Have you heard of UDL?
I have been hearing more and more about Universal Design for Learning (UDL) lately.
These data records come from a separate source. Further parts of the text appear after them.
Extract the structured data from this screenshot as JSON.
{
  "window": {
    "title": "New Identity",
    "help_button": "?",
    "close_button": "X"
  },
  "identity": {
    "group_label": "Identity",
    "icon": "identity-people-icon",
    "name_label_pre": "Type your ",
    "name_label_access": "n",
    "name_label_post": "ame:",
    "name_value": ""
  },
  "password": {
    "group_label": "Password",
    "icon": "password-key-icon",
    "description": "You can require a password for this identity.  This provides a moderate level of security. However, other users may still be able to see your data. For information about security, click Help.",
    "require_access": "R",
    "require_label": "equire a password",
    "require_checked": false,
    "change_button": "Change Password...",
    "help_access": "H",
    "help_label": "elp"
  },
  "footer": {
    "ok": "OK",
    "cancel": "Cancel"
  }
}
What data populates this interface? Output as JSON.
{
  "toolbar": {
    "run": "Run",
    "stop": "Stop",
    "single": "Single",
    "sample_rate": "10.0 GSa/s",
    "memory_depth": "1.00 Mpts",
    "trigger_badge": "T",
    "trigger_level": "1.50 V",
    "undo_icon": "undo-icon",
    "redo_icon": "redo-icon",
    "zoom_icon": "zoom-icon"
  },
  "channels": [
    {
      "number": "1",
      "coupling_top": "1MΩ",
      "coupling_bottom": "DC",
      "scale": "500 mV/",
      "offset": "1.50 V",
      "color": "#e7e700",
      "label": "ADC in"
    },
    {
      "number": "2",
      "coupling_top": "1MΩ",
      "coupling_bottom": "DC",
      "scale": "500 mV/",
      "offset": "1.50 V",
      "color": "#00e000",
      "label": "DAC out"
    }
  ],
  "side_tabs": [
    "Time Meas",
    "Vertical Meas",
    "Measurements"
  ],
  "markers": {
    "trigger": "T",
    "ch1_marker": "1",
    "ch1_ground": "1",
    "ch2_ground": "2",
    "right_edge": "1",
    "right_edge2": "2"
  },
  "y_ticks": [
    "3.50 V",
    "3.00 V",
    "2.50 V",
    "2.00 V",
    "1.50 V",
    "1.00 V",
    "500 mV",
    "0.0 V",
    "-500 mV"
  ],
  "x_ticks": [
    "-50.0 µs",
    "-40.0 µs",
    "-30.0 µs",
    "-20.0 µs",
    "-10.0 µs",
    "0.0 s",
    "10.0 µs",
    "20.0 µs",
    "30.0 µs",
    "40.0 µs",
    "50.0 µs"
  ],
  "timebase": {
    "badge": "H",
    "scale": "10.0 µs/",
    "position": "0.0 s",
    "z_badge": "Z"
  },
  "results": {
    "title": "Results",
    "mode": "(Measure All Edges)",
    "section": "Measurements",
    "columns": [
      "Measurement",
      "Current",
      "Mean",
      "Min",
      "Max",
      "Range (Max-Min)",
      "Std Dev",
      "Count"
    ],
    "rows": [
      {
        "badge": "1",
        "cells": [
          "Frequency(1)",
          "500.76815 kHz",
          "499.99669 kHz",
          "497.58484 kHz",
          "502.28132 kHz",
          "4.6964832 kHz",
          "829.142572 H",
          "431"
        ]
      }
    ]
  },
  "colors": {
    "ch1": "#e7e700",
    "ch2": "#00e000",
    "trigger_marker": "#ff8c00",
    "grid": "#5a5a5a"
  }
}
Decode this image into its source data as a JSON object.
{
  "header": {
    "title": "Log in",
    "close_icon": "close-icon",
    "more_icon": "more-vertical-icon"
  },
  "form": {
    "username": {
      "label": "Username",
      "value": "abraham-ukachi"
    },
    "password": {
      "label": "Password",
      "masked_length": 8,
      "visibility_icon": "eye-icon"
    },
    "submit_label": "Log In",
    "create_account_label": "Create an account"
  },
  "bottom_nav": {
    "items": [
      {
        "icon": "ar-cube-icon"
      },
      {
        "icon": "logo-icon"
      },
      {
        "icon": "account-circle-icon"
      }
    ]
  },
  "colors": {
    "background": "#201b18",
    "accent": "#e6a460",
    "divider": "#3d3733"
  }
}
It’s a framework that is being promoted to help teachers design lessons that will have a greater impact on student learning.
At first, I thought it was some new initiative that was being pushed on teachers to add to their already-full plates.
I was wrong.
Actually, the more I learned about UDL, the more I realized that it’s what amazing teachers do already.
Amazing teachers provide their students different options on how best to demonstrate their mastery of the concept.
The main principles of Universal Design for Learning (UDL) can be summarized as follows:
- Multiple Means of Representation: Provide content in various formats to accommodate diverse learning styles, such as text, audio, video, and visuals.
- Multiple Means of Engagement: Engage students through various methods, allowing for personal interests, motivation, and different ways of learning.
- Multiple Means of Expression: Allow students to demonstrate their understanding in diverse ways, whether through writing, speaking, creating, or other means.
- Flexibility and Accessibility: Create an inclusive learning environment that removes barriers and accommodates the needs of all students, including those with disabilities.
- Ongoing Assessment: Continuously assess and adjust instruction to meet the individual needs of learners.
Basically, teachers create lessons that provide their students flexibility in how to demonstrate that they understand what the teacher wants them to learn.
I used to have students in my history class turn in one kind of assignment, let’s say a biography of a person in history. What I realized was that not all my students were good at writing. They knew the information, but they didn’t have the skills to turn in the assignment that I asked for. As a result, many students just chose to not do the assignment.
When I began to offer different options as to how they can prove to me that they know the information, such as a video, or a poster, or a Power Point presentation, more students turned in their assignments. This was UDL back before I knew what UDL was. By offering options to my kids, I was unknowingly removing barriers and making my class more equitable.
UDL seeks to promote equal opportunities for all students and enhance the learning experience by providing flexibility and customization in the educational process.
UDL works, and any new or soon-to-be teacher who embraces Universal Design for Learning will find success in their classroom!
Looking to learn more?
Katie Novak came and shared her expertise with our district recently, and her book, UDL Now!, gives teachers some practical advice on how to implement UDL into their lessons. I would recommend her book to new and soon-to-be teachers.